Have you ever felt a holiday hangover? Where you found it hard to get back into the grind because your mind is still on vacation? Hotels.com has created a campaign in Japan that offers travellers a cheeky solution to the problem.
Its latest campaign includes a video chronicling the difficult life of a family following a holiday, with the parents experiencing hallucinations of their trip at work and at home. At the end of the video, Hotels.com suggests that the only medicine to cure their “post-travel withdrawal syndrome” (PTWS), is to book another holiday!
“PTWS affects all travellers to some extent – we do strange things including speaking in a foreign language and accent or mimicking the behaviour from cultures which we have experienced. Looking to better understand PTWS, we recognised that it is in fact a good thing, as it means travellers had a great time,” said Zoe Chan, head of PR and social, APAC of Hotels.com.

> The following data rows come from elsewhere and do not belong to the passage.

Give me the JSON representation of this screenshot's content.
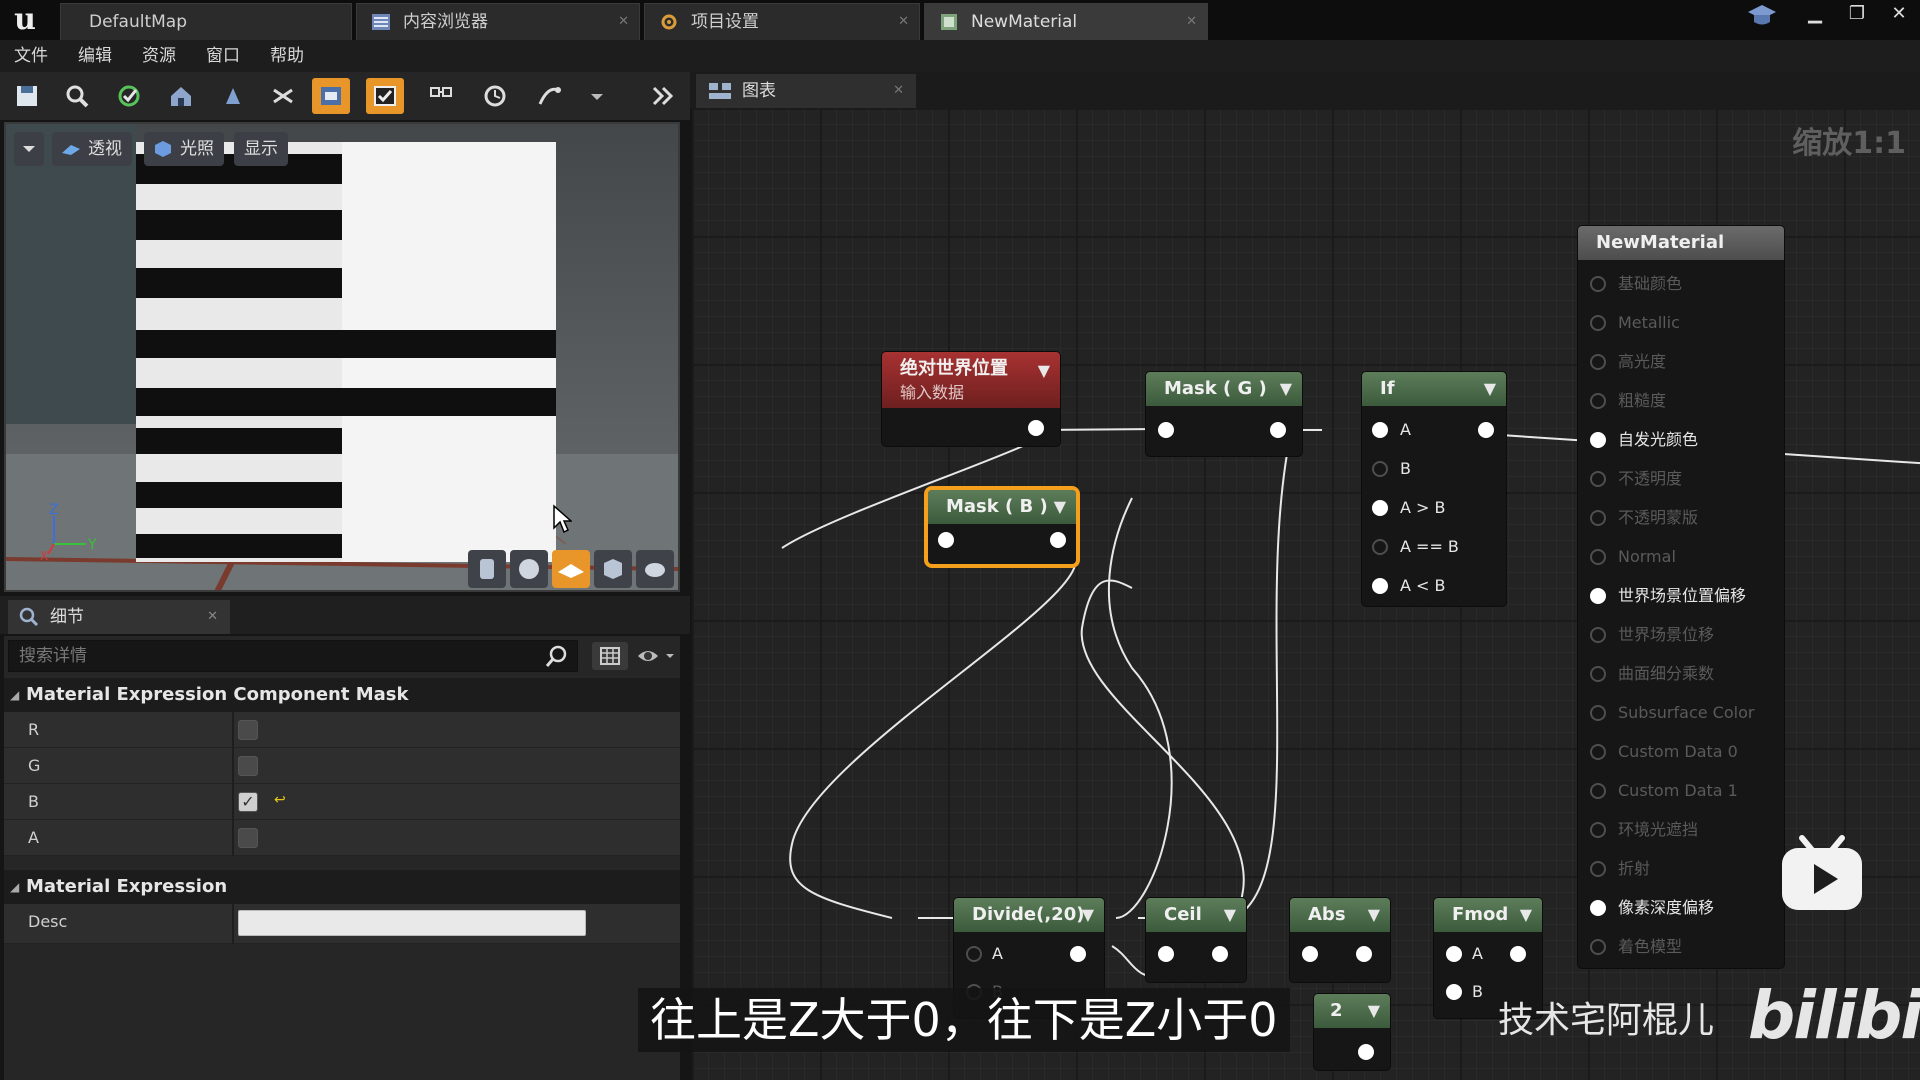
{
  "tabs": [
    {
      "label": "DefaultMap",
      "closable": false
    },
    {
      "label": "内容浏览器",
      "closable": true
    },
    {
      "label": "项目设置",
      "closable": true
    },
    {
      "label": "NewMaterial",
      "closable": true,
      "active": true
    }
  ],
  "menu": [
    "文件",
    "编辑",
    "资源",
    "窗口",
    "帮助"
  ],
  "toolbar": {
    "icons": [
      "save-icon",
      "browse-icon",
      "apply-icon",
      "home-icon",
      "clean-icon",
      "find-icon",
      "hierarchy-icon",
      "live-update-icon",
      "stats-icon",
      "platform-stats-icon",
      "mobile-icon",
      "settings-icon",
      "more-icon"
    ]
  },
  "viewport": {
    "perspective_label": "透视",
    "lit_label": "光照",
    "show_label": "显示",
    "axis_z": "Z",
    "axis_y": "Y",
    "axis_x": "X"
  },
  "details": {
    "tab_label": "细节",
    "search_placeholder": "搜索详情",
    "category1": "Material Expression Component Mask",
    "props": [
      {
        "label": "R",
        "checked": false
      },
      {
        "label": "G",
        "checked": false
      },
      {
        "label": "B",
        "checked": true
      },
      {
        "label": "A",
        "checked": false
      }
    ],
    "category2": "Material Expression",
    "desc_label": "Desc"
  },
  "graph": {
    "tab_label": "图表",
    "zoom": "缩放1:1",
    "nodes": {
      "world_pos": {
        "title": "绝对世界位置",
        "subtitle": "输入数据"
      },
      "mask_g": {
        "title": "Mask ( G )"
      },
      "mask_b": {
        "title": "Mask ( B )"
      },
      "if_node": {
        "title": "If",
        "pins": [
          "A",
          "B",
          "A > B",
          "A == B",
          "A < B"
        ]
      },
      "divide": {
        "title": "Divide(,20)",
        "pins": [
          "A",
          "B"
        ]
      },
      "ceil": {
        "title": "Ceil"
      },
      "abs": {
        "title": "Abs"
      },
      "fmod": {
        "title": "Fmod",
        "pins": [
          "A",
          "B"
        ]
      },
      "const2": {
        "title": "2"
      }
    },
    "result": {
      "title": "NewMaterial",
      "pins": [
        {
          "label": "基础颜色",
          "active": false
        },
        {
          "label": "Metallic",
          "active": false
        },
        {
          "label": "高光度",
          "active": false
        },
        {
          "label": "粗糙度",
          "active": false
        },
        {
          "label": "自发光颜色",
          "active": true
        },
        {
          "label": "不透明度",
          "active": false
        },
        {
          "label": "不透明蒙版",
          "active": false
        },
        {
          "label": "Normal",
          "active": false
        },
        {
          "label": "世界场景位置偏移",
          "active": true
        },
        {
          "label": "世界场景位移",
          "active": false
        },
        {
          "label": "曲面细分乘数",
          "active": false
        },
        {
          "label": "Subsurface Color",
          "active": false
        },
        {
          "label": "Custom Data 0",
          "active": false
        },
        {
          "label": "Custom Data 1",
          "active": false
        },
        {
          "label": "环境光遮挡",
          "active": false
        },
        {
          "label": "折射",
          "active": false
        },
        {
          "label": "像素深度偏移",
          "active": true
        },
        {
          "label": "着色模型",
          "active": false
        }
      ]
    }
  },
  "overlay": {
    "subtitle": "往上是Z大于0，往下是Z小于0",
    "author": "技术宅阿棍儿",
    "logo": "bilibili"
  },
  "colors": {
    "accent": "#e8962a",
    "node_header": "#4d6b4a",
    "input_node": "#a83232",
    "selection": "#f5a01c"
  }
}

In addition to the video, the travel booking brand has also launched a micro-website that offers a tool to diagnose users’ PTWS types. The site also offers a discount code to test participants as well as a lucky draw for a free trip.
The campaign is now running in Japan, and will be rolled out in South Korea and Taiwan on 28 January and 31 January respectively.
Hotels.com has conducted a survey about PTWS in Japan, South Korea, and Taiwan aged from 18 to 55 years old. Featuring 500 respondents from each country, the survey found that out of the millennial travellers asked, 91% of Taiwanese respondents, 78% of South Korean respondents, and 62% of Japanese respondents, had previously experienced post-travel depression.
About 70% of Japanese millennials also revealed that post-travel depression was the most intense after a quick getaway of only one to three days.
As for the causes of post-travel depression; 53% of respondents said they missed the freedom of their holidays, 40% said their holidays were too short-lived, while 38% said they missed the novelty of a new place or experience.|
Lastly, 30% said they would conduct some research for their next holiday to overcome it, while 22% would even book their next trip to tackle the post-travel depression.